Apps like Robinhood where there is commission-free trading really create an environment that makes people less “attached” to their stocks and are very quick to pull the trigger on buying and selling. 

While I think that Robinhood definitely does have some good things, I think that it also has a lot of bad that come with it and that it somewhat is an environment that fosters and creates some bad habits with free trades. 

This mentality of short-term investing really goes hand in hand with buying the rumor and selling the news. 

Essentially, when an investor does this, they’re speculating about what might happen with a stock and then buying into the stock, hoping that prices will really increase and then when news comes out about that stock, they will ride it throughout the process and then sell as things start to slow down a bit.

An example of this that really sticks out to me is with the trade wars.  People might buy a tech stock, say at $170/share, that’s heavily dependent no China when the stock has dropped a lot and they’re hearing rumors that the trade wars might end. 

Then, news will break that trade war discussions are continuing very well or that tariffs have been delayed.  Boom!  The stock immediately jumps back up to $200, right where it was before the trade war discussions.  And at that point the stock is sold for a profit of $30/share. 

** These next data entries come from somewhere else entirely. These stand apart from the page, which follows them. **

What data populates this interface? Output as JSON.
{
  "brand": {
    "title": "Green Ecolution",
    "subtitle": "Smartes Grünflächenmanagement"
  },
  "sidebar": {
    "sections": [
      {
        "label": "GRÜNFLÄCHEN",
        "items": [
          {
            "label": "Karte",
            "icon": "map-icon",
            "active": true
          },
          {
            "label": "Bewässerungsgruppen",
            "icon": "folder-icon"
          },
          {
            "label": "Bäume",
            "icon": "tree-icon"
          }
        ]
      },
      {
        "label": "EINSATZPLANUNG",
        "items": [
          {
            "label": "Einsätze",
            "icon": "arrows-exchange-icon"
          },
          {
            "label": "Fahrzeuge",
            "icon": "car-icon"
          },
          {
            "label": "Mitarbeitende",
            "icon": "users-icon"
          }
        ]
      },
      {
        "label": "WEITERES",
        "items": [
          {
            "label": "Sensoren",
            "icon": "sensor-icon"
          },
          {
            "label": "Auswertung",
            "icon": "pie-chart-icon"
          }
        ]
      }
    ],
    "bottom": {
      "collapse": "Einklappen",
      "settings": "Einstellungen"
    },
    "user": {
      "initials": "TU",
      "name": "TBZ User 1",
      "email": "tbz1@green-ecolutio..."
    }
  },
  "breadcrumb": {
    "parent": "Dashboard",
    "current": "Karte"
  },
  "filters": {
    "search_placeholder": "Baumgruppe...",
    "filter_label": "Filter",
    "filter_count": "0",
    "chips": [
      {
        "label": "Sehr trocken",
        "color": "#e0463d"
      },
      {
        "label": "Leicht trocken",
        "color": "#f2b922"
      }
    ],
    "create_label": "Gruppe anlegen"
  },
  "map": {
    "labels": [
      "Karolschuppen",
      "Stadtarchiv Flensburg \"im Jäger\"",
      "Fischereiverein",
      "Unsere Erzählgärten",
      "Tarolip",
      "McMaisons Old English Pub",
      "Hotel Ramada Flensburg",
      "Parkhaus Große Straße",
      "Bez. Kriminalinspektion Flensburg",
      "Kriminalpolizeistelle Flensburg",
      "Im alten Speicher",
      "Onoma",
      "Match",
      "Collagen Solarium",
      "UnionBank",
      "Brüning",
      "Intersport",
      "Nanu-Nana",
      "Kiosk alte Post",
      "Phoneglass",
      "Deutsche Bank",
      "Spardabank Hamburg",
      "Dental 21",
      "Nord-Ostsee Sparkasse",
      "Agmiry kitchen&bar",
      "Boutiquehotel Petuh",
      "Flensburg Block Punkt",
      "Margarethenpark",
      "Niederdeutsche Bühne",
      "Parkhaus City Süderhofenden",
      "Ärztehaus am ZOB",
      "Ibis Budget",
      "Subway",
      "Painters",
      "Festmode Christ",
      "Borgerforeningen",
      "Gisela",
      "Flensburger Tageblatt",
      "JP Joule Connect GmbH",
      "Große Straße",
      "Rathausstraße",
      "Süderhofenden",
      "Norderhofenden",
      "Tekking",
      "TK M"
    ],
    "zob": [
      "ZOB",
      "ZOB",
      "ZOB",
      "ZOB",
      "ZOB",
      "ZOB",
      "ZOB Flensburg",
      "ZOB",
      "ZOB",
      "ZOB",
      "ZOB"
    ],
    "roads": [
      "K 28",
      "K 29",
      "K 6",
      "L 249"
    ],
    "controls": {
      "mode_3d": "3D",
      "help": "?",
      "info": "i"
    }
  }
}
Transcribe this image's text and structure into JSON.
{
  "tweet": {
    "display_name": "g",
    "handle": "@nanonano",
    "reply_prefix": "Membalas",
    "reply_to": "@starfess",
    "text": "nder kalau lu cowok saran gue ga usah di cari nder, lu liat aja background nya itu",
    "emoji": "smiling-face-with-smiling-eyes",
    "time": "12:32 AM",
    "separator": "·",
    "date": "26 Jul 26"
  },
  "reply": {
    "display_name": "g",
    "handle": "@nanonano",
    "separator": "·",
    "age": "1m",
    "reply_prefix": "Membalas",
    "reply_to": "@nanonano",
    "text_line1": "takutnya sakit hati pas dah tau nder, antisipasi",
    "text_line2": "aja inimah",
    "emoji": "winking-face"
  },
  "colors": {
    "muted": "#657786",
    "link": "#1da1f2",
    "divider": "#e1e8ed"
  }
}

Doesn’t that sound like a pretty easy plan?  In theory yes, but what if that stock continues to rise and now is around $230?  Yes, you made $30/share, but you also missed out on an extra $30/share from selling to early.  Or, what if you bought on rumors when the stock hit $200 and then sold it at $170? 

Does this situation sound at all familiar?  If you’re a shareholder of Apple, I bet that it does…

You see, rumors and news are different, but they’re also somewhat the same…Buying the rumor and selling the news is a very dangerous game.  It’s 100% speculation and luck. 

I don’t know about you, but that’s not a practice that I like to participate in, and it’s not a practice that Andrew and Dave teach. 

Value investing is essentially when you find an under valued stock at a great price and you think that it will provide you a great long-term potential to buy and hold to reap the benefits. 

It’s the process of really basing your investing on some financially based ratios and on some qualitative thoughts about the company, and then investing in it for the long-run. 

One of my favorite quotes ever to portray this is by Warren Buffett where he says, “If you aren’t thinking about owning a stock for 10 years, don’t even think about owning it for 10 minutes.” 

That is such an easy rule of thumb to live by and really helps to put things into perspective when you’re looking at a company.

If Warren Buffett is only looking at buying things toddy that he’s confident will still be good investments for at least the next 10 years, do you think he is buying the rumor and selling the news?  I don’t.

In today’s world, so many people are buying the rumor and selling the news that you’re almost the outcast if you’re not doing that.  So, don’t do it.  Be the outcast.  Andrew had Tobias Carlisle on the podcast and they talked about the importance of being a contrarian to your environment and how a lot of people will zig when they should zag, and zag when they should zig. 

When you buy the rumor and sell the news, I think this is exactly what you are doing. 

You might think that you’re “one-upping” your fellow investors because you have some inside scoop, but do you actually?  Likely you’re just reading about it from an online publisher where literally every other person can read that same article. 

If that’s how you’re finding your rumors then guess what, it’s not a rumor, it’s quite literally already the news.

We live in a day where investing in your long-term future is actually the zig to everyone else’s zag.  I urge you to stick to your roots and your principles of looking for very sound, quality investments that check all of your quantitative and qualitative requirements and as always, investing with a wide margin of safety. 

I know that this might not seem as flashy as what some of your peers are doing, but do you know what I think is flashy?  Not losing money.